RECORDED DATA:
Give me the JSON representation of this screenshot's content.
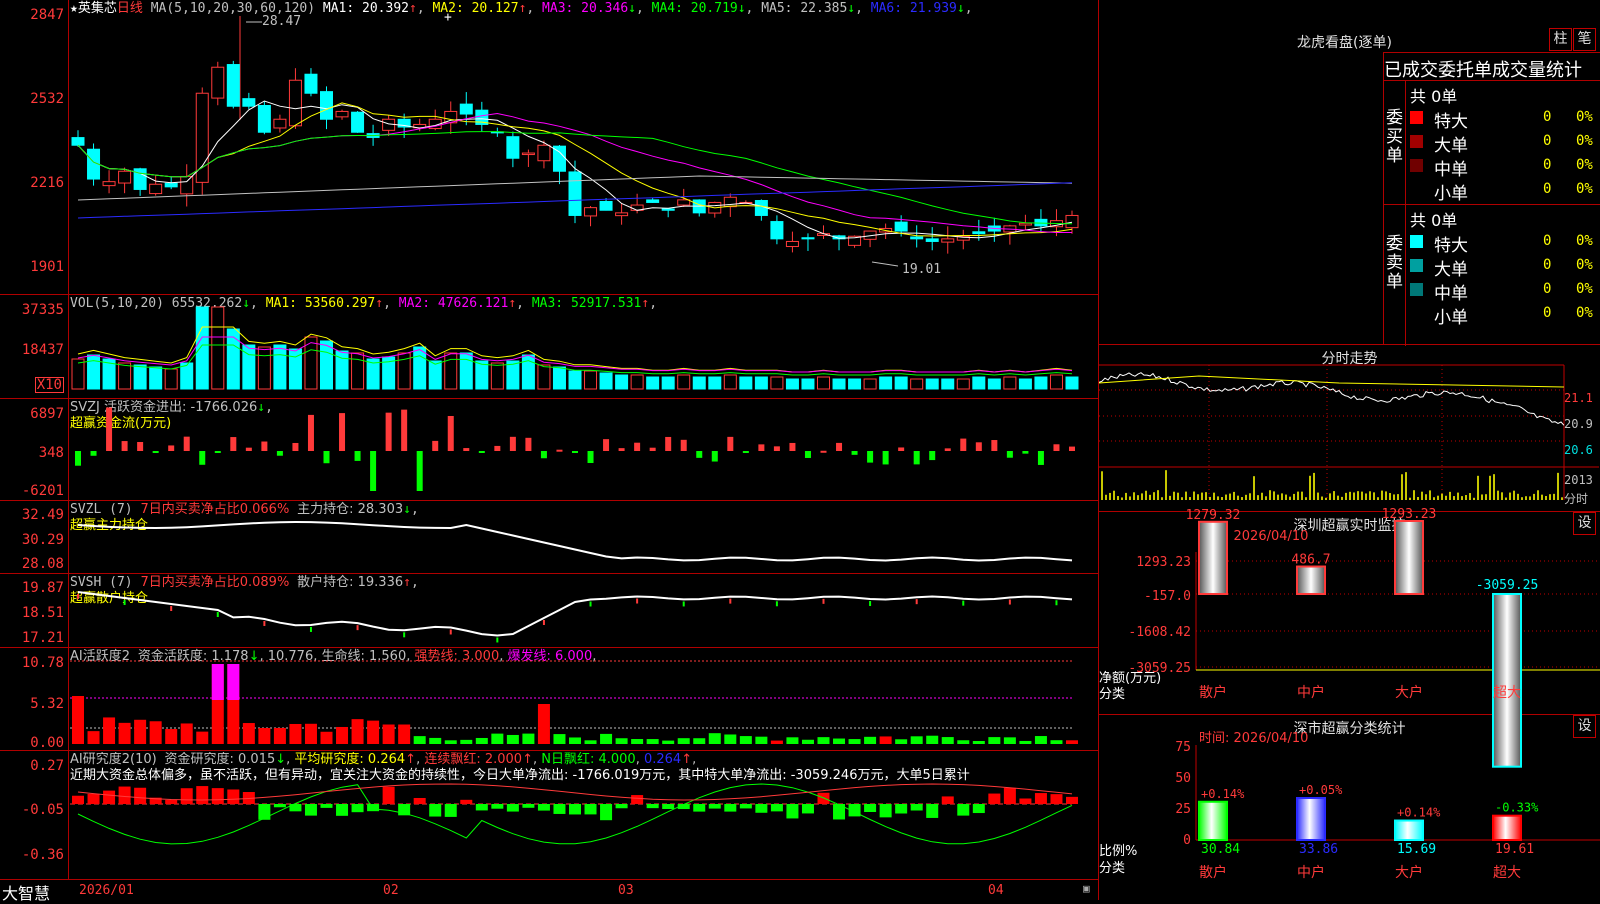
{
  "stock": {
    "name": "英集芯",
    "period": "日线",
    "high_mark": "28.47",
    "low_mark": "19.01"
  },
  "ma_line": {
    "prefix": "MA(5,10,20,30,60,120)",
    "items": [
      {
        "label": "MA1: 20.392",
        "arrow": "↑",
        "color": "#ffffff"
      },
      {
        "label": "MA2: 20.127",
        "arrow": "↑",
        "color": "#ffff00"
      },
      {
        "label": "MA3: 20.346",
        "arrow": "↓",
        "color": "#ff00ff"
      },
      {
        "label": "MA4: 20.719",
        "arrow": "↓",
        "color": "#00ff00"
      },
      {
        "label": "MA5: 22.385",
        "arrow": "↓",
        "color": "#c0c0c0"
      },
      {
        "label": "MA6: 21.939",
        "arrow": "↓",
        "color": "#2b2bff"
      }
    ]
  },
  "price_axis": [
    "2847",
    "2532",
    "2216",
    "1901"
  ],
  "vol_line": {
    "prefix": "VOL(5,10,20)",
    "items": [
      {
        "label": "65532.262",
        "arrow": "↓",
        "color": "#c0c0c0"
      },
      {
        "label": "MA1: 53560.297",
        "arrow": "↑",
        "color": "#ffff00"
      },
      {
        "label": "MA2: 47626.121",
        "arrow": "↑",
        "color": "#ff00ff"
      },
      {
        "label": "MA3: 52917.531",
        "arrow": "↑",
        "color": "#00ff00"
      }
    ]
  },
  "vol_axis": [
    "37335",
    "18437"
  ],
  "vol_unit": "X10",
  "svzj": {
    "label": "SVZJ  活跃资金进出: -1766.026",
    "arrow": "↓",
    "tail": ",",
    "sub": "超赢资金流(万元)",
    "axis": [
      "6897",
      "348",
      "-6201"
    ]
  },
  "svzl": {
    "name": "SVZL (7)",
    "ratio": "7日内买卖净占比0.066%",
    "hold": "主力持仓: 28.303",
    "arrow": "↓",
    "tail": ",",
    "sub": "超赢主力持仓",
    "axis": [
      "32.49",
      "30.29",
      "28.08"
    ]
  },
  "svsh": {
    "name": "SVSH (7)",
    "ratio": "7日内买卖净占比0.089%",
    "hold": "散户持仓: 19.336",
    "arrow": "↑",
    "tail": ",",
    "sub": "超赢散户持仓",
    "axis": [
      "19.87",
      "18.51",
      "17.21"
    ]
  },
  "ai_active": {
    "name": "AI活跃度2",
    "items": [
      {
        "label": "资金活跃度: 1.178",
        "arrow": "↓",
        "color": "#c0c0c0"
      },
      {
        "label": "10.776",
        "arrow": "",
        "color": "#c0c0c0"
      },
      {
        "label": "生命线: 1.560",
        "arrow": "",
        "color": "#c0c0c0"
      },
      {
        "label": "强势线: 3.000",
        "arrow": "",
        "color": "#ff3a3a"
      },
      {
        "label": "爆发线: 6.000",
        "arrow": "",
        "color": "#ff00ff"
      }
    ],
    "axis": [
      "10.78",
      "5.32",
      "0.00"
    ]
  },
  "ai_research": {
    "name": "AI研究度2(10)",
    "items": [
      {
        "label": "资金研究度: 0.015",
        "arrow": "↓",
        "color": "#c0c0c0"
      },
      {
        "label": "平均研究度: 0.264",
        "arrow": "↑",
        "color": "#ffff00"
      },
      {
        "label": "连续飘红: 2.000",
        "arrow": "↑",
        "color": "#ff3a3a"
      },
      {
        "label": "N日飘红: 4.000",
        "arrow": "",
        "color": "#00ff00"
      },
      {
        "label": "0.264",
        "arrow": "↑",
        "color": "#2b2bff"
      }
    ],
    "comment": "近期大资金总体偏多，虽不活跃，但有异动，宜关注大资金的持续性，今日大单净流出: -1766.019万元，其中特大单净流出: -3059.246万元，大单5日累计",
    "axis": [
      "0.27",
      "-0.05",
      "-0.36"
    ]
  },
  "time_axis": {
    "brand": "大智慧",
    "labels": [
      "2026/01",
      "02",
      "03",
      "04"
    ]
  },
  "dragon": {
    "title": "龙虎看盘(逐单)",
    "btn_pillar": "柱",
    "btn_pen": "笔",
    "subtitle": "已成交委托单成交量统计",
    "buy": {
      "side": "委买单",
      "total": "共 0单",
      "rows": [
        {
          "name": "特大",
          "count": "0",
          "pct": "0%",
          "color": "#ff0000"
        },
        {
          "name": "大单",
          "count": "0",
          "pct": "0%",
          "color": "#a00000"
        },
        {
          "name": "中单",
          "count": "0",
          "pct": "0%",
          "color": "#700000"
        },
        {
          "name": "小单",
          "count": "0",
          "pct": "0%",
          "color": "#000000"
        }
      ]
    },
    "sell": {
      "side": "委卖单",
      "total": "共 0单",
      "rows": [
        {
          "name": "特大",
          "count": "0",
          "pct": "0%",
          "color": "#00ffff"
        },
        {
          "name": "大单",
          "count": "0",
          "pct": "0%",
          "color": "#00a0a0"
        },
        {
          "name": "中单",
          "count": "0",
          "pct": "0%",
          "color": "#007878"
        },
        {
          "name": "小单",
          "count": "0",
          "pct": "0%",
          "color": "#000000"
        }
      ]
    }
  },
  "intraday": {
    "title": "分时走势",
    "axis": [
      "21.1",
      "20.9",
      "20.6"
    ],
    "vol_axis": [
      "2013",
      "分时"
    ]
  },
  "monitor": {
    "title": "深圳超赢实时监控",
    "btn": "设",
    "time": "时间: 2026/04/10",
    "axis": [
      "1293.23",
      "-157.0",
      "-1608.42",
      "-3059.25"
    ],
    "y_caption": "净额(万元)",
    "x_caption": "分类",
    "bars": [
      {
        "name": "散户",
        "value": "1279.32"
      },
      {
        "name": "中户",
        "value": "486.7"
      },
      {
        "name": "大户",
        "value": "1293.23"
      },
      {
        "name": "超大",
        "value": "-3059.25"
      }
    ]
  },
  "classify": {
    "title": "深市超赢分类统计",
    "btn": "设",
    "time": "时间: 2026/04/10",
    "axis": [
      "75",
      "50",
      "25",
      "0"
    ],
    "y_caption": "比例%",
    "x_caption": "分类",
    "bars": [
      {
        "name": "散户",
        "value": "30.84",
        "change": "+0.14%",
        "color": "#00ff00"
      },
      {
        "name": "中户",
        "value": "33.86",
        "change": "+0.05%",
        "color": "#2b2bff"
      },
      {
        "name": "大户",
        "value": "15.69",
        "change": "+0.14%",
        "color": "#00ffff"
      },
      {
        "name": "超大",
        "value": "19.61",
        "change": "-0.33%",
        "color": "#ff0000"
      }
    ]
  }
}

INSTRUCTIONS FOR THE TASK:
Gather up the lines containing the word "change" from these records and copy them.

OUTPUT OF THE TASK:
        "change": "+0.14%",
        "change": "+0.05%",
        "change": "+0.14%",
        "change": "-0.33%",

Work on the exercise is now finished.